**Entries provided**
__________________________________________________
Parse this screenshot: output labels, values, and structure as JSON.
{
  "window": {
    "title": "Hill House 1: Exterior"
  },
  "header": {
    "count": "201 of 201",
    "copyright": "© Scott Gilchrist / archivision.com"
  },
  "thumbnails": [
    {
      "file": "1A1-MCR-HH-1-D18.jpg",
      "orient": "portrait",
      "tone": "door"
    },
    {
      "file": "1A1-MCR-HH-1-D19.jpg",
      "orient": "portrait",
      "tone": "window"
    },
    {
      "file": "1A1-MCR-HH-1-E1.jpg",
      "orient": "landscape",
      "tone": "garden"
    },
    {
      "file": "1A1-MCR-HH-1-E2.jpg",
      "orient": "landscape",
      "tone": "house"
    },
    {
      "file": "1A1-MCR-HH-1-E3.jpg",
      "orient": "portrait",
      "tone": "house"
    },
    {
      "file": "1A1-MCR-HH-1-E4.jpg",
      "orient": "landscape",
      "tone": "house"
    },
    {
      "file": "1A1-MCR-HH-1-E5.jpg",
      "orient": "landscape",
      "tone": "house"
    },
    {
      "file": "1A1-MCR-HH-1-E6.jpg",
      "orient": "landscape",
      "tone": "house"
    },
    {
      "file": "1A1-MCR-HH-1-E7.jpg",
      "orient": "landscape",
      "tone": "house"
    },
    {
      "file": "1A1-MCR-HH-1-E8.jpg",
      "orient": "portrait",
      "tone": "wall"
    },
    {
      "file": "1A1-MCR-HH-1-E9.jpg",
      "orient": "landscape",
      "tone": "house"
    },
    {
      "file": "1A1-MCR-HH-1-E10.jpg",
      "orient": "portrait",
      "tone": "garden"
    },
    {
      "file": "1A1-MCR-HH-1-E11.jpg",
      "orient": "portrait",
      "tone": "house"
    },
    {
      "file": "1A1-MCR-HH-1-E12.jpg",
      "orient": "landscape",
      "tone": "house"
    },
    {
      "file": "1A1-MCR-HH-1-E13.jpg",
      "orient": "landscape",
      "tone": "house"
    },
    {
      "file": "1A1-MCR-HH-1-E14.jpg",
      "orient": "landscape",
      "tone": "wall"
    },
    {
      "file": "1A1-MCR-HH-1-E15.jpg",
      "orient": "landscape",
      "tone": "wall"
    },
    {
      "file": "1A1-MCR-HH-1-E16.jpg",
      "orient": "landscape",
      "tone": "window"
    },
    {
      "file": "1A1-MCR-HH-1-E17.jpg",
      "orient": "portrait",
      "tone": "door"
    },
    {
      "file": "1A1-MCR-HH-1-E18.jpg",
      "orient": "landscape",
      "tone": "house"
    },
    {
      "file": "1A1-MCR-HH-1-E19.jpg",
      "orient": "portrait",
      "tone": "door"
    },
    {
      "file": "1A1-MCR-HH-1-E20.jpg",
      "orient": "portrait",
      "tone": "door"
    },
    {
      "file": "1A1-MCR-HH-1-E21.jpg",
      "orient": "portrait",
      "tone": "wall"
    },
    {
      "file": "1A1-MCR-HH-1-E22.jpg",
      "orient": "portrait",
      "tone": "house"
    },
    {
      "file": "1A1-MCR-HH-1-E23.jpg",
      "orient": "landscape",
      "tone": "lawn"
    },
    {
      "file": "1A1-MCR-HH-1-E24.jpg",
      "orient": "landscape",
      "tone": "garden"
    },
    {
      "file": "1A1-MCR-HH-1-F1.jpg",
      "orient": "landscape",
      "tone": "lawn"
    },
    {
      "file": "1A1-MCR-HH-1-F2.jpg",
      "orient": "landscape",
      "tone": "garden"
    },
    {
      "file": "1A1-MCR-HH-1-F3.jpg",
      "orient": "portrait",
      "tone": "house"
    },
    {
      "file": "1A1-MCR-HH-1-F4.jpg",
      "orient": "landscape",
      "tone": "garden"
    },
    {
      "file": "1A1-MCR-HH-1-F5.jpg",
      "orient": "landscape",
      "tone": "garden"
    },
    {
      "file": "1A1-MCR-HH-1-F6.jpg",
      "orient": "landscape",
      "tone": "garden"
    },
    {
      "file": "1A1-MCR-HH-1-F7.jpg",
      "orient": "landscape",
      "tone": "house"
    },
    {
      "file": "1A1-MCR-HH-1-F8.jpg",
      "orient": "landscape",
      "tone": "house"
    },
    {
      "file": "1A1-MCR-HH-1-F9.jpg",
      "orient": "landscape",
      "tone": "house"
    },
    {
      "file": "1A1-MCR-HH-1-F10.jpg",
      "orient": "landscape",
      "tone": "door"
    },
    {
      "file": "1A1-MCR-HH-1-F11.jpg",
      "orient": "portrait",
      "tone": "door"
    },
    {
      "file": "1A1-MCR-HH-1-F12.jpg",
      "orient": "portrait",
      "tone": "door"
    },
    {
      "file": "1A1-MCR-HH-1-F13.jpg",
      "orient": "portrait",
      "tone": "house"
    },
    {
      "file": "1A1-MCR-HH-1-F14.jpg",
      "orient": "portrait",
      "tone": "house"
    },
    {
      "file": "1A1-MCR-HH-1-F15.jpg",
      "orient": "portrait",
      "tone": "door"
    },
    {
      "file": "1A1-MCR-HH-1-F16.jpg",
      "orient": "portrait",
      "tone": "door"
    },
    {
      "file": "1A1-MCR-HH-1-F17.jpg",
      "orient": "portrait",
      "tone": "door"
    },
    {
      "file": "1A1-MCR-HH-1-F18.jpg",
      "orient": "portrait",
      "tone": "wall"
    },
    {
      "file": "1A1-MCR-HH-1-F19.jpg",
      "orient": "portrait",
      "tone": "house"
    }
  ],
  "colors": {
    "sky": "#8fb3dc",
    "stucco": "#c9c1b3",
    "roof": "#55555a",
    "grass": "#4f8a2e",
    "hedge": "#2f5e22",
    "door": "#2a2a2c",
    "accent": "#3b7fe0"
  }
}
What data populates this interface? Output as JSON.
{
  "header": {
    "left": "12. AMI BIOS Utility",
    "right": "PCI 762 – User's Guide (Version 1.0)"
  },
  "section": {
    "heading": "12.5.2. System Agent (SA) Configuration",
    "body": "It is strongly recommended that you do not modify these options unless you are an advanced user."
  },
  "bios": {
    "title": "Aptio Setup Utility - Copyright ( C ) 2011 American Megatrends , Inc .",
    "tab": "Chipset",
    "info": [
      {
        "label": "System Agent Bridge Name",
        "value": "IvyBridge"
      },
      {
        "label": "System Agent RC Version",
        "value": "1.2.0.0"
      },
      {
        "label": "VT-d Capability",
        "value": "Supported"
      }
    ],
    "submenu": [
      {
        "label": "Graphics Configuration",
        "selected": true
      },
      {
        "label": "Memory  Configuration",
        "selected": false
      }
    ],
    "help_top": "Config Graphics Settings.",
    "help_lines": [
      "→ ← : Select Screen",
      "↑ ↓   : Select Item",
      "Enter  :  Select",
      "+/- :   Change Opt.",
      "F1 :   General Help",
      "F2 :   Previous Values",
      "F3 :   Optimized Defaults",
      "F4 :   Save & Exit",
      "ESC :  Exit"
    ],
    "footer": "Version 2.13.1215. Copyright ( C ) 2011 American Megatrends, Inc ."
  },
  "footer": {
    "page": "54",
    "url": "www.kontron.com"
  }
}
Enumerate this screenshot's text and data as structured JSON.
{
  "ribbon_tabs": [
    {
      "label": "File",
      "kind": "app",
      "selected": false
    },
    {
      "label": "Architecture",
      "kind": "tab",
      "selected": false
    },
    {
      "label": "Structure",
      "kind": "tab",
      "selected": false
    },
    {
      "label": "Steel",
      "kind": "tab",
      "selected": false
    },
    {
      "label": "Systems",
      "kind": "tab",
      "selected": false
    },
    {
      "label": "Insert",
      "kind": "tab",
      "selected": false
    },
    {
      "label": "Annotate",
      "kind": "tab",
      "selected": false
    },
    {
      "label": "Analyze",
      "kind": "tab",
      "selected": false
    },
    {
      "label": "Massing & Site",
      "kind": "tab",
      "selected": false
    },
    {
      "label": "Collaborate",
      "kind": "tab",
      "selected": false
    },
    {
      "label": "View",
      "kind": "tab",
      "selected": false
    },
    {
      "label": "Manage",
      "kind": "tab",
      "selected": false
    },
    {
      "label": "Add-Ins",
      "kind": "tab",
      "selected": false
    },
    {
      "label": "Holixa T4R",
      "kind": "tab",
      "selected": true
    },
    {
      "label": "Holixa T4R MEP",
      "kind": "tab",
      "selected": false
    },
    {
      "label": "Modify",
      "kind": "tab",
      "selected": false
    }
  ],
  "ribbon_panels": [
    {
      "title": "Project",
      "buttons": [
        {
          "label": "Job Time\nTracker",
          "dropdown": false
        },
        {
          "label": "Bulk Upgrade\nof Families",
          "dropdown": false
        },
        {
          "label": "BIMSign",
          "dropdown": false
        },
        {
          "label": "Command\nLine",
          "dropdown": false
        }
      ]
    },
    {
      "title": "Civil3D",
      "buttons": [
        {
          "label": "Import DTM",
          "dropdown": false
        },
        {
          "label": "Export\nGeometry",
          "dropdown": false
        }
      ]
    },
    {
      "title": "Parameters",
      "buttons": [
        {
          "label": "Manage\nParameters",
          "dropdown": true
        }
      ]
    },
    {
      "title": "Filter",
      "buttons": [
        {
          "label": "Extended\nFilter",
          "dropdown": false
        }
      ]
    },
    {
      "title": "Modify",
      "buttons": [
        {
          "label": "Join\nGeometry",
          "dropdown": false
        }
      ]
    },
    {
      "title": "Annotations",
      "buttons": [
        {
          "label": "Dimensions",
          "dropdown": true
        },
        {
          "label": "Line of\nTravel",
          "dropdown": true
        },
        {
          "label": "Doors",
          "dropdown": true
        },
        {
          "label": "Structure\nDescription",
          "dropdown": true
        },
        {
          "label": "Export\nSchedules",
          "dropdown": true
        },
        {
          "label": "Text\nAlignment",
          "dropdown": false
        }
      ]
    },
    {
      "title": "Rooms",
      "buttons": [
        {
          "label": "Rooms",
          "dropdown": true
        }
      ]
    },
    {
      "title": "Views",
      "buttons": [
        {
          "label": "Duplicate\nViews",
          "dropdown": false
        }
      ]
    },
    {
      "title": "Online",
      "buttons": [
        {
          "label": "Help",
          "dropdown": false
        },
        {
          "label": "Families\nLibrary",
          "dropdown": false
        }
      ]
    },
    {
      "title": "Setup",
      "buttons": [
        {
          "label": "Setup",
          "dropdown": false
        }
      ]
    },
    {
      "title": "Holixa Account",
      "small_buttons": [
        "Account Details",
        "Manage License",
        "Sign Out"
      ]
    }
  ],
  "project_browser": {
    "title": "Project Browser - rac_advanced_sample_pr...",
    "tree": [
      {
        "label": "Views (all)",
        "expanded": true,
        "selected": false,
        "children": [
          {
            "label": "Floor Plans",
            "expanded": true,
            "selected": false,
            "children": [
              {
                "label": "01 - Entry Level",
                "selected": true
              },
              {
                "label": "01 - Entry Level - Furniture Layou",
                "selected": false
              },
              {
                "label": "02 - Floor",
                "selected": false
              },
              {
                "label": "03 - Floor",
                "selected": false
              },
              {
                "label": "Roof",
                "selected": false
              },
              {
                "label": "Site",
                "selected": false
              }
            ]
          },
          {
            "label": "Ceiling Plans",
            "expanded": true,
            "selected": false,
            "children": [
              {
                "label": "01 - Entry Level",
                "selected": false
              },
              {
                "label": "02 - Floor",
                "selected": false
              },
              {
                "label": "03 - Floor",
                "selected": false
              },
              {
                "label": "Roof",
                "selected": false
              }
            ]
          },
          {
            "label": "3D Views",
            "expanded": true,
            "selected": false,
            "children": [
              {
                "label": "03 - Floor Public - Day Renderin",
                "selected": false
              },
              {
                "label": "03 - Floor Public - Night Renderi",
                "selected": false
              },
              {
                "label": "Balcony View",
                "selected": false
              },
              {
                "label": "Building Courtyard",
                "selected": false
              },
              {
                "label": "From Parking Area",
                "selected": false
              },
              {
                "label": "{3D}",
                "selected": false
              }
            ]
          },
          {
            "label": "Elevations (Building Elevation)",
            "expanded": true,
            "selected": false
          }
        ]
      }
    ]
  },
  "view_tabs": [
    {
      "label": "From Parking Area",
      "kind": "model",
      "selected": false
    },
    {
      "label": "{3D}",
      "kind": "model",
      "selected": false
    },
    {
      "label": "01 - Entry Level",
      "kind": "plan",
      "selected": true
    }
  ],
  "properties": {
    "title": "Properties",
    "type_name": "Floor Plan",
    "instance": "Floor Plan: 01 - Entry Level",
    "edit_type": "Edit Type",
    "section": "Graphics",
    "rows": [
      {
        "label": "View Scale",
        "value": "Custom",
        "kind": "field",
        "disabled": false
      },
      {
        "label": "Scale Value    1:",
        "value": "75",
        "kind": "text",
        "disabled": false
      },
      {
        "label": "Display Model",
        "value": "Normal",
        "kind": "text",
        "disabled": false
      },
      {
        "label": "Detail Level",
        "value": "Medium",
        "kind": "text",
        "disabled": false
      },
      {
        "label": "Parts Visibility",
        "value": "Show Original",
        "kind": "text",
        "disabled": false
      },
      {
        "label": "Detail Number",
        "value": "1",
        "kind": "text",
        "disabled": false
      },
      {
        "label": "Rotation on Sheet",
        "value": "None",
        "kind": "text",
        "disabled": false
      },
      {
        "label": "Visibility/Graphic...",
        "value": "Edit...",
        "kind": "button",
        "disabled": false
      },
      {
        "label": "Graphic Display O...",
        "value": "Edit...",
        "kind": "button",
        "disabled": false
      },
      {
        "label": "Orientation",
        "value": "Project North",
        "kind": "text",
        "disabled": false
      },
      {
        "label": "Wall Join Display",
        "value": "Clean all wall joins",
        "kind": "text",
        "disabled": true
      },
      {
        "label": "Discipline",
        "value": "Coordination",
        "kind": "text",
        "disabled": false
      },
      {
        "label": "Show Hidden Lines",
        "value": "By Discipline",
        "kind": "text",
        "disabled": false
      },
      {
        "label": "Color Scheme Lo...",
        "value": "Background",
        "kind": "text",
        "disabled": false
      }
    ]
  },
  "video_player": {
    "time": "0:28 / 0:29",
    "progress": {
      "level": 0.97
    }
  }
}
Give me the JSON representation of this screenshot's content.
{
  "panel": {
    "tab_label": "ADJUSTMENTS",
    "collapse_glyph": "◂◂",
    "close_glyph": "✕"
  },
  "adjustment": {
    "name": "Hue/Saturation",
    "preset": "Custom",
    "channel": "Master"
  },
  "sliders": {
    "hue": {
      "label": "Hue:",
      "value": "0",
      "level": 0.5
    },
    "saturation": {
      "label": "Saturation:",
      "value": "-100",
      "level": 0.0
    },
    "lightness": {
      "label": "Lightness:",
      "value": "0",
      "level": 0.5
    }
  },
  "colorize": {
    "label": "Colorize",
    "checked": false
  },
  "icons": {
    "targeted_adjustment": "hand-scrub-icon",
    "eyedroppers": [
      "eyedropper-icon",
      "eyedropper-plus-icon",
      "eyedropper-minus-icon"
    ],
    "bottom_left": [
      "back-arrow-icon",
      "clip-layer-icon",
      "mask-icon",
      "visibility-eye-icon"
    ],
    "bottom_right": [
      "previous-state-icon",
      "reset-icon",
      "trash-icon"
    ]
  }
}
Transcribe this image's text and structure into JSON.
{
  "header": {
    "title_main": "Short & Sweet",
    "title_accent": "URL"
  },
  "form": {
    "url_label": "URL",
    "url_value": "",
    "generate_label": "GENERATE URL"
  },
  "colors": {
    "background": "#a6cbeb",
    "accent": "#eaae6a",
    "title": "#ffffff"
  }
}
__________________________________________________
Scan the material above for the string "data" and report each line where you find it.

What data populates this interface? Output as JSON.
Enumerate this screenshot's text and data as structured JSON.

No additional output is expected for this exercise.